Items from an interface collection
Start of Block
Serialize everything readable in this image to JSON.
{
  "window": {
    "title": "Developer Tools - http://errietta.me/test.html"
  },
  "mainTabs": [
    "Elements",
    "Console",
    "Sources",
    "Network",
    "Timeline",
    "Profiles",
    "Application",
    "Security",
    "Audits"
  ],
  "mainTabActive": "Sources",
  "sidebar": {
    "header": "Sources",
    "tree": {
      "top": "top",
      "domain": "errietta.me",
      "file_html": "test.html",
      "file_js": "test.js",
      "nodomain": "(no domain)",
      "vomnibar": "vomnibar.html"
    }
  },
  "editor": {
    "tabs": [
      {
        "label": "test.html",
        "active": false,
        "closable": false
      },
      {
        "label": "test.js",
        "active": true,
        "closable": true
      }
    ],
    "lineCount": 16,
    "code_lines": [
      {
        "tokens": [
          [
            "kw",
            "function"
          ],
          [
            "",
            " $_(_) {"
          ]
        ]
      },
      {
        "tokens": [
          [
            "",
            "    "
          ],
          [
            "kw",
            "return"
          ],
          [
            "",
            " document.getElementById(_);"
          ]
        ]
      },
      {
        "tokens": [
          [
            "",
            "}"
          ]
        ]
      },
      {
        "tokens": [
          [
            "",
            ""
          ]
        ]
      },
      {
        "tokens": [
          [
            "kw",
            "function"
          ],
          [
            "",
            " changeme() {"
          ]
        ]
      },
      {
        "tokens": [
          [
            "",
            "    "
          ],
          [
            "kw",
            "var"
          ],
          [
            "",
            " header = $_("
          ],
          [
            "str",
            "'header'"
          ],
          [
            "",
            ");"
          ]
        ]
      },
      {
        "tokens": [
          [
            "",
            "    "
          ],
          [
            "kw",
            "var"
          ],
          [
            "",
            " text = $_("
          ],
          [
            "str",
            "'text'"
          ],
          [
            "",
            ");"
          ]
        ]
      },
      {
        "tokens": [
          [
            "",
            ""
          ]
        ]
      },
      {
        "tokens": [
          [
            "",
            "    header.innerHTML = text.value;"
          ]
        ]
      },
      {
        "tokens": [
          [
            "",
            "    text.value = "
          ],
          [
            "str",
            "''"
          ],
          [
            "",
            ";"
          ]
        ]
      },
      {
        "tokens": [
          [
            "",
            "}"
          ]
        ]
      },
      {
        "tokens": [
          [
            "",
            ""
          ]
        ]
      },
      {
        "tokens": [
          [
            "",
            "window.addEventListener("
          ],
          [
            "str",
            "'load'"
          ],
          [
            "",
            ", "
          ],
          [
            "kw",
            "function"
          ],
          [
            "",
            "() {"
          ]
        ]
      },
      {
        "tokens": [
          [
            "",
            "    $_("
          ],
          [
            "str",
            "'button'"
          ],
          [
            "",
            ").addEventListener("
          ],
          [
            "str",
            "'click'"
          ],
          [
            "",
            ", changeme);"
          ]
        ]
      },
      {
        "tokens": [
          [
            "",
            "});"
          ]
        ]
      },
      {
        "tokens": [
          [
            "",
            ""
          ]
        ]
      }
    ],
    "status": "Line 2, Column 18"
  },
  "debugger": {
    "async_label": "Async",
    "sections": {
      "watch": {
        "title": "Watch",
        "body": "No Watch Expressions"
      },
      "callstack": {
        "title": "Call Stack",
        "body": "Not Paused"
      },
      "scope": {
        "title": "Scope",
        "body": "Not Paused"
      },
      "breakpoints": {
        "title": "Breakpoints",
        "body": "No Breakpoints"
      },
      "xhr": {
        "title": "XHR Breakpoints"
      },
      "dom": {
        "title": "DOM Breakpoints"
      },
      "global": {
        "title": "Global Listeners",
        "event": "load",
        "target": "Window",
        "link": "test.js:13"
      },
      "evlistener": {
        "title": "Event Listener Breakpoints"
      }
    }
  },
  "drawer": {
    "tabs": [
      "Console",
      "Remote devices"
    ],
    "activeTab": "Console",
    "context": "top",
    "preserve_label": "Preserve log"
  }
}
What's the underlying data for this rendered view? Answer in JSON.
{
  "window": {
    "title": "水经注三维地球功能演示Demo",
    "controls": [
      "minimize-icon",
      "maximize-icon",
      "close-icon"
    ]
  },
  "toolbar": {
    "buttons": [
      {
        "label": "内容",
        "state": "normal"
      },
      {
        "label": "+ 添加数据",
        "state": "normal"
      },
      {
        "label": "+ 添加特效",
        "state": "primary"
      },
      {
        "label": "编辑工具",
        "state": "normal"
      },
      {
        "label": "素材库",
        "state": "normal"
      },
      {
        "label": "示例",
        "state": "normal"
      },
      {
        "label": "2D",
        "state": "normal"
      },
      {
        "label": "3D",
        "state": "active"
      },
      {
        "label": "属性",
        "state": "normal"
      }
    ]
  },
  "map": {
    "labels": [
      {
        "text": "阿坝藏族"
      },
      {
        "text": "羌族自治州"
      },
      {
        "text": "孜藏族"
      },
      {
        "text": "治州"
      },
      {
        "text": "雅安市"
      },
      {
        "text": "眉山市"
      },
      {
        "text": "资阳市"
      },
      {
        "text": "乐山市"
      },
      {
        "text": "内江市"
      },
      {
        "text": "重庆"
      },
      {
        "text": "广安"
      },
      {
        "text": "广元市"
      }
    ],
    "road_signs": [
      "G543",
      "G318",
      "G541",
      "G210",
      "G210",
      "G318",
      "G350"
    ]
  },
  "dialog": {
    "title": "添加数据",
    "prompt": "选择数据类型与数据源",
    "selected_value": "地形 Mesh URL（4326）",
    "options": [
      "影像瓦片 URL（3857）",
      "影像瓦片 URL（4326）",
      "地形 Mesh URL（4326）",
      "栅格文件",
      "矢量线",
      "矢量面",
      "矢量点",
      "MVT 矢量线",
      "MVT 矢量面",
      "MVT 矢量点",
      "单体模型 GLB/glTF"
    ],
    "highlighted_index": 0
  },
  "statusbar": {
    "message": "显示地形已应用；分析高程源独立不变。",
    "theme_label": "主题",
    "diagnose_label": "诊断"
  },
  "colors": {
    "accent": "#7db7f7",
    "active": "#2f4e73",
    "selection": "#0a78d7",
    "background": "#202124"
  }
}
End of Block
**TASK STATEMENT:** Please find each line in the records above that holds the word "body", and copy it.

**RESPONSE:**
        "body": "No Watch Expressions"
        "body": "Not Paused"
        "body": "Not Paused"
        "body": "No Breakpoints"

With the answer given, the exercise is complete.